**Task to carry out**
From the data that follows, copy every line with the string "label".
━━━━━ Excerpted records
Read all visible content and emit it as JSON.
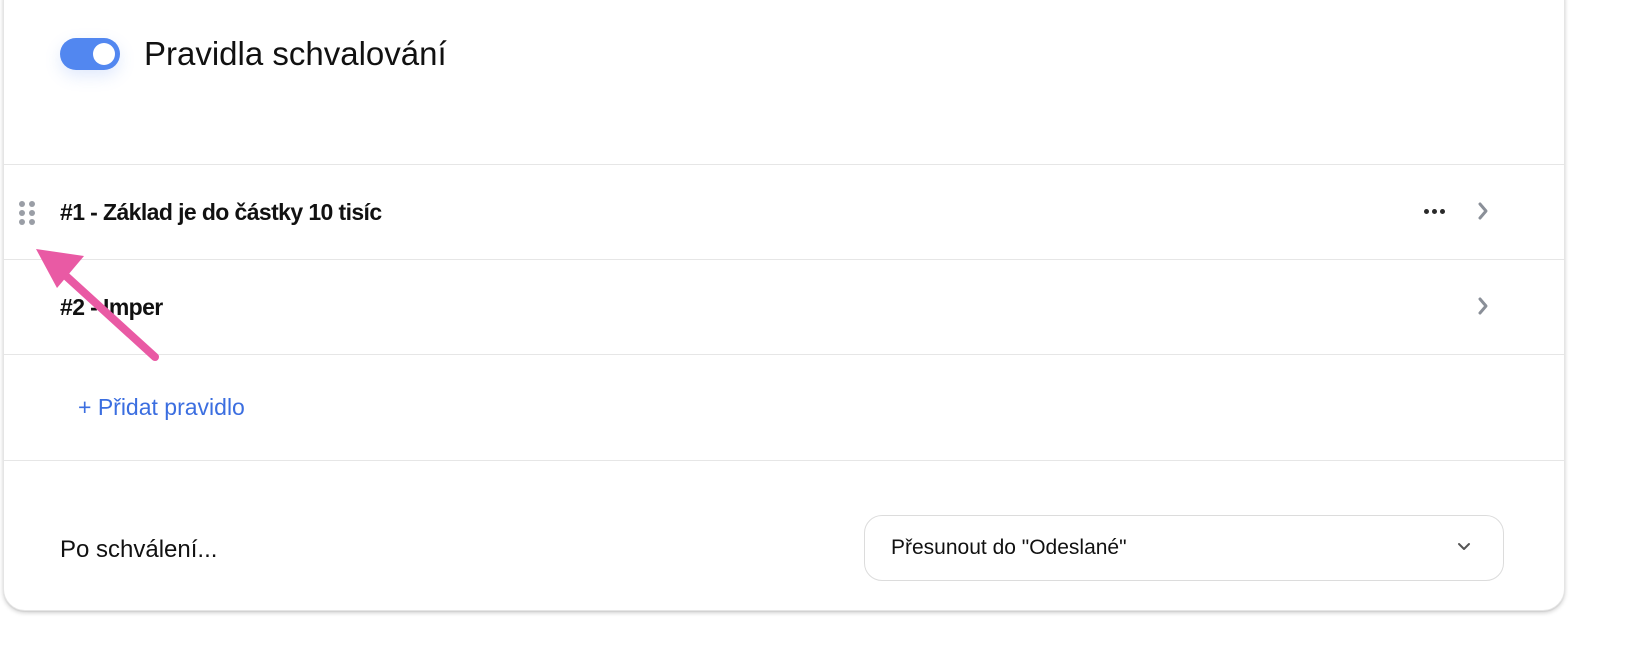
{
  "header": {
    "toggle_state": "on",
    "title": "Pravidla schvalování"
  },
  "rules": [
    {
      "label": "#1 - Základ je do částky 10 tisíc",
      "has_menu": true
    },
    {
      "label": "#2 - Imper",
      "has_menu": false
    }
  ],
  "add_rule": {
    "label": "+ Přidat pravidlo"
  },
  "after_approval": {
    "label": "Po schválení...",
    "selected_option": "Přesunout do \"Odeslané\""
  },
  "colors": {
    "accent": "#5287f0",
    "link": "#3b6ee0",
    "annotation_arrow": "#e95aa4"
  },
  "icons": {
    "drag": "drag-handle-icon",
    "more": "more-horizontal-icon",
    "chevron_right": "chevron-right-icon",
    "chevron_down": "chevron-down-icon"
  }
}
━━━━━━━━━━
**Exercise result**
      "label": "#1 - Základ je do částky 10 tisíc",
      "label": "#2 - Imper",
    "label": "+ Přidat pravidlo"
    "label": "Po schválení...",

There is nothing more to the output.